Fans can be forgiven for their confusion. Since Minaya took over after the 2004 season, the Mets have a third-place finish (2005), one great season that ended in playoff heartbreak (2006), two epic, historic late-season collapses (2007–08), and the disaster that has been this season. (Along with a botched manager firing and a general sense of chaos.) He has constructed a thin roster full of overpaid mediocrities (Luis Castillo, Oliver Perez, to name a gruesome two) and overseen an organization that has dissolved into paranoia and open resentment. In the big city, that’s usually enough to get you fired.
But Minaya has a contract through 2012 at about $1 million bucks a year, and Wilpon decided that firing him was more trouble than it was worth. Canning Minaya would require, essentially, starting over. The Mets are dropping payroll next year, have no rookie prospects coming in (perhaps the most damning part of Minaya’s legacy), and several major holes to fill. Firing Minaya would be an admission that the Mets are blowing up the whole mess. No one wants to admit that.
There has been some speculation that Wilpon is keeping Minaya around as a cost-cutting measure after losing a rumored $750 million in the Bernie Madoff scandal. But Minaya’s salary is utility-infielder money, and besides, you can be assured that, with $30 million cut from the payroll this winter (Carlos Delgado and Brian Schneider are coming off the books, among others), not all that savings will be spent anyway. Minaya is chump change.

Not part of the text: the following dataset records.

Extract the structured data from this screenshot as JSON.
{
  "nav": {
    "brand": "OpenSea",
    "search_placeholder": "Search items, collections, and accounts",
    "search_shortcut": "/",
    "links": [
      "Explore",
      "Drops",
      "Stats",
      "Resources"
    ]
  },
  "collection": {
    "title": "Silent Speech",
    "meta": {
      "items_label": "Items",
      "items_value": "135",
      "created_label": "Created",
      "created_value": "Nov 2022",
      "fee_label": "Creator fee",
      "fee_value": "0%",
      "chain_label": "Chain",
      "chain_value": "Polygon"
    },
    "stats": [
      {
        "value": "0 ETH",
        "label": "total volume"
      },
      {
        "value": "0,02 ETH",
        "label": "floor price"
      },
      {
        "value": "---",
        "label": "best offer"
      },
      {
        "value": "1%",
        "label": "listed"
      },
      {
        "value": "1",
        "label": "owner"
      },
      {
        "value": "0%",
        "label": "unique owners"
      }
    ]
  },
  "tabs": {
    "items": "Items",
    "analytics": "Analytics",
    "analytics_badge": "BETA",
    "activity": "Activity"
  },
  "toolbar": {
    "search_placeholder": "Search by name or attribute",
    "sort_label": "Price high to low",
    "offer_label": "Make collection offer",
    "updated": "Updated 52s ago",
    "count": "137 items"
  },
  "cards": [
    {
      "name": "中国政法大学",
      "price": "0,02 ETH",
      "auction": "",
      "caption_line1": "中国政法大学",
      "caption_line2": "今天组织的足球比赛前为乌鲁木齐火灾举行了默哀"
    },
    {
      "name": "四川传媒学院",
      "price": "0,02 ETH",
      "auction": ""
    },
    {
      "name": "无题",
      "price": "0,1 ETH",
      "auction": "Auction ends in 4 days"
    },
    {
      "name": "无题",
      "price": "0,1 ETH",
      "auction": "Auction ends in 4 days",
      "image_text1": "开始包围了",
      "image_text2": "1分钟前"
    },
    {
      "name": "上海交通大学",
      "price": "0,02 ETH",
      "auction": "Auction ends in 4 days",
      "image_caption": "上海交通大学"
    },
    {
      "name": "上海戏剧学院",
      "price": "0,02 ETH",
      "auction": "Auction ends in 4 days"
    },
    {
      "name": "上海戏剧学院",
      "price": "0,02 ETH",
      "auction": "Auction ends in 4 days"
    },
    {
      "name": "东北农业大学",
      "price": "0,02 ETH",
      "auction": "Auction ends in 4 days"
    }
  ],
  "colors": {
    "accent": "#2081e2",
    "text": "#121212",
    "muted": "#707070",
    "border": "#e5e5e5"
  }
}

Keeping Minaya (along with Jerry Manuel) puts the focus on scraping out some success with the core players injured this season. Jose Reyes, David Wright, Carlos Beltran, and John Maine could be near full-strength next season, and Wilpon is betting that their return gives the Mets a better short-term shot than hitting the reset button would. It makes a certain amount of sense: After all, with the farm system barren, it’s not clear what the Mets would draw from starting over.
But the team has a ton of holes next year. Even if Reyes and Beltran both recover from their injuries by Opening Day (hardly a certainty), the Mets will still need a catcher, first baseman, left fielder, right fielder (unless they truly trust Jeff Francoeur, whom they shouldn’t), and — if they face reality about Luis Castillo’s dramatic decline — a second baseman. That’s not even including the rotation’s issues. The boat is springing leaks everywhere. The present is bad, the future is iffy, everything looks like trouble. Wilpon is either betting that Minaya can fix it, or that he’ll finally go down with the ship.